In WPF, you can alter the corner radius of a button using Style class. In Setter class, set the Property value to Template. Inside the Setter class, add a ControlTemplate class that will target the Button control. After that, you can add a Border class and then setting it's CornerRadius property with an integer value of the desired radius. The example below is a user control that has a Button and a Style resource that will alter the Button's corner radius.
User Control
<UserControl x:Class="WPFButtonCornerRadiusXAMLVBForums.UCRoundedButton"
             xmlns="http://schemas.microsoft.com/winfx/2006/xaml/presentation"
             xmlns:x="http://schemas.microsoft.com/winfx/2006/xaml"
             xmlns:mc="http://schemas.openxmlformats.org/markup-compatibility/2006" 
             xmlns:d="http://schemas.microsoft.com/expression/blend/2008" 
             mc:Ignorable="d" d:DesignHeight="45" d:DesignWidth="100">
    <UserControl.Resources>
        <Style x:Key="ButtonRoundedCorner" TargetType="Button">
            <Setter Property="Background" Value="Silver"/>
            <Setter Property="Foreground" Value="White" />
            <Setter Property="Template">
                <Setter.Value>
                    <ControlTemplate TargetType="Button">
                        <Border CornerRadius="25" Background="{TemplateBinding Background}" BorderThickness="2">
                            <ContentPresenter HorizontalAlignment="Center" VerticalAlignment="Center">
                            </ContentPresenter>
                        </Border>
                    </ControlTemplate>
                </Setter.Value>
            </Setter>
        </Style>
    </UserControl.Resources>
    <Grid>
        <Button Style="{StaticResource ButtonRoundedCorner}" Grid.Column="2" Grid.Row="2" Content="Hello World" 

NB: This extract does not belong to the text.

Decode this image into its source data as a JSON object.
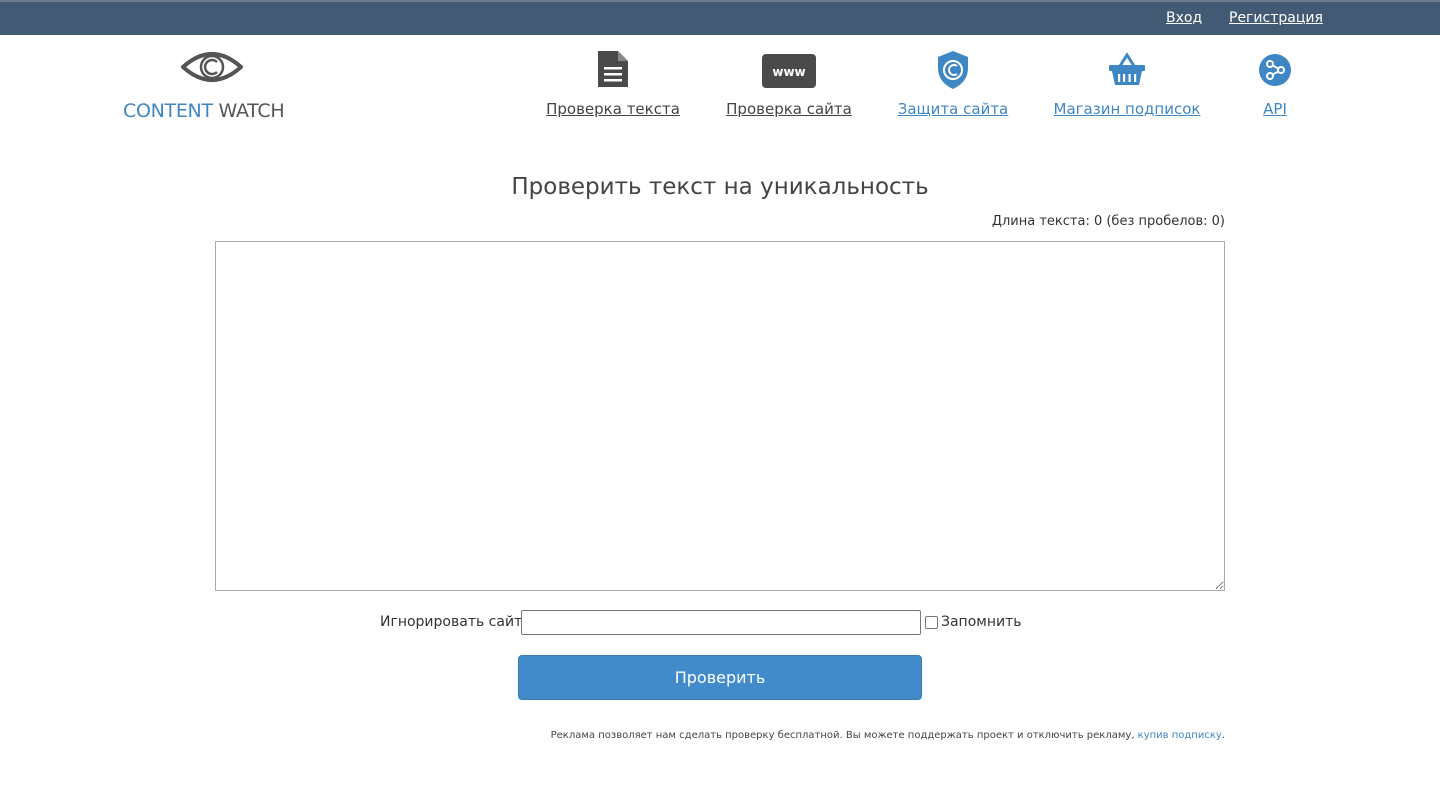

            Width="100" Height="45" Margin="0,0,0,0" HorizontalAlignment="Center" BorderBrush="#FFF" Name="PasswordButton">
        </Button>
    </Grid>
</UserControl>
To use that user control, simply declare a xml namespace that will reference that object.
<Window x:Class="WPFButtonCornerRadius.RoundedCornerButtonDemo"
        xmlns="http://schemas.microsoft.com/winfx/2006/xaml/presentation"
        xmlns:x="http://schemas.microsoft.com/winfx/2006/xaml"
        xmlns:ucButton="clr-namespace:WPFButtonCornerRadius"
        Title="RoundedCornerButtonDemo" Height="300" Width="300">
    <Grid>
        <Grid.RowDefinitions>
            <RowDefinition Height="Auto" />
            <RowDefinition Height="*" />
        </Grid.RowDefinitions>
        <Grid.ColumnDefinitions>
            <ColumnDefinition Width="Auto" />
            <ColumnDefinition Width="*" />
        </Grid.ColumnDefinitions>
        <ucButton:UCRoundedButton Grid.Column="2" Grid.Row="2"></ucButton:UCRoundedButton>
    </Grid>
</Window>
Output